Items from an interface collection
-- Opening Marker --

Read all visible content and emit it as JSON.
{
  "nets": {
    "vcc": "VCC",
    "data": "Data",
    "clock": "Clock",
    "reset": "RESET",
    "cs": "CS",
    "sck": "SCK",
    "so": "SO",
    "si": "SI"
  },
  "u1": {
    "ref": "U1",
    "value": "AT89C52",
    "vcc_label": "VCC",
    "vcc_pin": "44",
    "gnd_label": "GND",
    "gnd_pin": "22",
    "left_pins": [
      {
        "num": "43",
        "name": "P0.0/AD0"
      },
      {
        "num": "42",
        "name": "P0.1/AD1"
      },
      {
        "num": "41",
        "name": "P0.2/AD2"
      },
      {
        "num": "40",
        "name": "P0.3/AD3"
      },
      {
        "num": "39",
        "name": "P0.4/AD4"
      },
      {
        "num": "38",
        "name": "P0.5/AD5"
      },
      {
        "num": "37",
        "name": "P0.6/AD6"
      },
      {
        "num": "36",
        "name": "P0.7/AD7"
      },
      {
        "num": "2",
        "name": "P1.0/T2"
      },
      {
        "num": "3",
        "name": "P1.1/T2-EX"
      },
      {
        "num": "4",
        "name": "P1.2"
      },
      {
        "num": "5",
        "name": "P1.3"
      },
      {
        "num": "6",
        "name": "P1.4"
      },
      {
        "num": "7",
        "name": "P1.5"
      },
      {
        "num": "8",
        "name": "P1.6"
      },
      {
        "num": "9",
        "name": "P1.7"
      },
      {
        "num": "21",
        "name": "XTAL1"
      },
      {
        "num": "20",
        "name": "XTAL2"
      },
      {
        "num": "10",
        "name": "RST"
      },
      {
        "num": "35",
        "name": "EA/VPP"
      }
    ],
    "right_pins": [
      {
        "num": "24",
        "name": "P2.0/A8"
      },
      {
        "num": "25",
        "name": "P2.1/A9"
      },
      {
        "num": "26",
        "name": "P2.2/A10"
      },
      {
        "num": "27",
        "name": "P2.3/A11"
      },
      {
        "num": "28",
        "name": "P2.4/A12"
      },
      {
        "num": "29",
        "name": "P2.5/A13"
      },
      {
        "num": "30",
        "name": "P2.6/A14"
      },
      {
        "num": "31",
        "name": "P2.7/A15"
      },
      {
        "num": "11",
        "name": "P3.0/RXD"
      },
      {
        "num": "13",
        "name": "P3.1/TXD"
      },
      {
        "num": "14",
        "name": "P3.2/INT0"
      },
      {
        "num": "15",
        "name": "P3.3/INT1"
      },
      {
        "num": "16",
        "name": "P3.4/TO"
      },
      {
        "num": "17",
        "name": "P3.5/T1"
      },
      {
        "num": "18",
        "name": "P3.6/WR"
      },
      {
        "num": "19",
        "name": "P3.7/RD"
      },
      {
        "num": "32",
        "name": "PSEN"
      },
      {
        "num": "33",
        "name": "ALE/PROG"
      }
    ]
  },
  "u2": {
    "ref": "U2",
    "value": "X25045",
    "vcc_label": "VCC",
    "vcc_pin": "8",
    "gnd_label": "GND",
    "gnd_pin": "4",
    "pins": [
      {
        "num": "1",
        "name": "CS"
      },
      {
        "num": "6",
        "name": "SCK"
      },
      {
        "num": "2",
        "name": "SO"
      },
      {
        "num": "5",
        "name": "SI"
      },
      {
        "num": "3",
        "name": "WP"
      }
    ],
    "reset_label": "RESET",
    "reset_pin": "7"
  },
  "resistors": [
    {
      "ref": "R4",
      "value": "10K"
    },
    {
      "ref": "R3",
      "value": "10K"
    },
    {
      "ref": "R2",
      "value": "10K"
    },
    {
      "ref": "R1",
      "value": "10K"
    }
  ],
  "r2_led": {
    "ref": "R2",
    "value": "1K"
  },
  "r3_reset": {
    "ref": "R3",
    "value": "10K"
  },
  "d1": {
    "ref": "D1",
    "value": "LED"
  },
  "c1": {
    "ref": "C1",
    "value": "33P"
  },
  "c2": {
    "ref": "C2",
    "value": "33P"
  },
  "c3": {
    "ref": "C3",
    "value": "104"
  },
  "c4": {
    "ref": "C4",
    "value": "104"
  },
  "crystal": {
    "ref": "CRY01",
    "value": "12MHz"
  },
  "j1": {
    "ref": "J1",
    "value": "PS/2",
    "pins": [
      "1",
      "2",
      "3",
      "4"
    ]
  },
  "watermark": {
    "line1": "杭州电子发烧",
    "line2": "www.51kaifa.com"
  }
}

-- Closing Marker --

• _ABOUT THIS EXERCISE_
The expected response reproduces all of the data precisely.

• _FINAL ANSWER_
Read all visible content and emit it as JSON.
{
  "nets": {
    "vcc": "VCC",
    "data": "Data",
    "clock": "Clock",
    "reset": "RESET",
    "cs": "CS",
    "sck": "SCK",
    "so": "SO",
    "si": "SI"
  },
  "u1": {
    "ref": "U1",
    "value": "AT89C52",
    "vcc_label": "VCC",
    "vcc_pin": "44",
    "gnd_label": "GND",
    "gnd_pin": "22",
    "left_pins": [
      {
        "num": "43",
        "name": "P0.0/AD0"
      },
      {
        "num": "42",
        "name": "P0.1/AD1"
      },
      {
        "num": "41",
        "name": "P0.2/AD2"
      },
      {
        "num": "40",
        "name": "P0.3/AD3"
      },
      {
        "num": "39",
        "name": "P0.4/AD4"
      },
      {
        "num": "38",
        "name": "P0.5/AD5"
      },
      {
        "num": "37",
        "name": "P0.6/AD6"
      },
      {
        "num": "36",
        "name": "P0.7/AD7"
      },
      {
        "num": "2",
        "name": "P1.0/T2"
      },
      {
        "num": "3",
        "name": "P1.1/T2-EX"
      },
      {
        "num": "4",
        "name": "P1.2"
      },
      {
        "num": "5",
        "name": "P1.3"
      },
      {
        "num": "6",
        "name": "P1.4"
      },
      {
        "num": "7",
        "name": "P1.5"
      },
      {
        "num": "8",
        "name": "P1.6"
      },
      {
        "num": "9",
        "name": "P1.7"
      },
      {
        "num": "21",
        "name": "XTAL1"
      },
      {
        "num": "20",
        "name": "XTAL2"
      },
      {
        "num": "10",
        "name": "RST"
      },
      {
        "num": "35",
        "name": "EA/VPP"
      }
    ],
    "right_pins": [
      {
        "num": "24",
        "name": "P2.0/A8"
      },
      {
        "num": "25",
        "name": "P2.1/A9"
      },
      {
        "num": "26",
        "name": "P2.2/A10"
      },
      {
        "num": "27",
        "name": "P2.3/A11"
      },
      {
        "num": "28",
        "name": "P2.4/A12"
      },
      {
        "num": "29",
        "name": "P2.5/A13"
      },
      {
        "num": "30",
        "name": "P2.6/A14"
      },
      {
        "num": "31",
        "name": "P2.7/A15"
      },
      {
        "num": "11",
        "name": "P3.0/RXD"
      },
      {
        "num": "13",
        "name": "P3.1/TXD"
      },
      {
        "num": "14",
        "name": "P3.2/INT0"
      },
      {
        "num": "15",
        "name": "P3.3/INT1"
      },
      {
        "num": "16",
        "name": "P3.4/TO"
      },
      {
        "num": "17",
        "name": "P3.5/T1"
      },
      {
        "num": "18",
        "name": "P3.6/WR"
      },
      {
        "num": "19",
        "name": "P3.7/RD"
      },
      {
        "num": "32",
        "name": "PSEN"
      },
      {
        "num": "33",
        "name": "ALE/PROG"
      }
    ]
  },
  "u2": {
    "ref": "U2",
    "value": "X25045",
    "vcc_label": "VCC",
    "vcc_pin": "8",
    "gnd_label": "GND",
    "gnd_pin": "4",
    "pins": [
      {
        "num": "1",
        "name": "CS"
      },
      {
        "num": "6",
        "name": "SCK"
      },
      {
        "num": "2",
        "name": "SO"
      },
      {
        "num": "5",
        "name": "SI"
      },
      {
        "num": "3",
        "name": "WP"
      }
    ],
    "reset_label": "RESET",
    "reset_pin": "7"
  },
  "resistors": [
    {
      "ref": "R4",
      "value": "10K"
    },
    {
      "ref": "R3",
      "value": "10K"
    },
    {
      "ref": "R2",
      "value": "10K"
    },
    {
      "ref": "R1",
      "value": "10K"
    }
  ],
  "r2_led": {
    "ref": "R2",
    "value": "1K"
  },
  "r3_reset": {
    "ref": "R3",
    "value": "10K"
  },
  "d1": {
    "ref": "D1",
    "value": "LED"
  },
  "c1": {
    "ref": "C1",
    "value": "33P"
  },
  "c2": {
    "ref": "C2",
    "value": "33P"
  },
  "c3": {
    "ref": "C3",
    "value": "104"
  },
  "c4": {
    "ref": "C4",
    "value": "104"
  },
  "crystal": {
    "ref": "CRY01",
    "value": "12MHz"
  },
  "j1": {
    "ref": "J1",
    "value": "PS/2",
    "pins": [
      "1",
      "2",
      "3",
      "4"
    ]
  },
  "watermark": {
    "line1": "杭州电子发烧",
    "line2": "www.51kaifa.com"
  }
}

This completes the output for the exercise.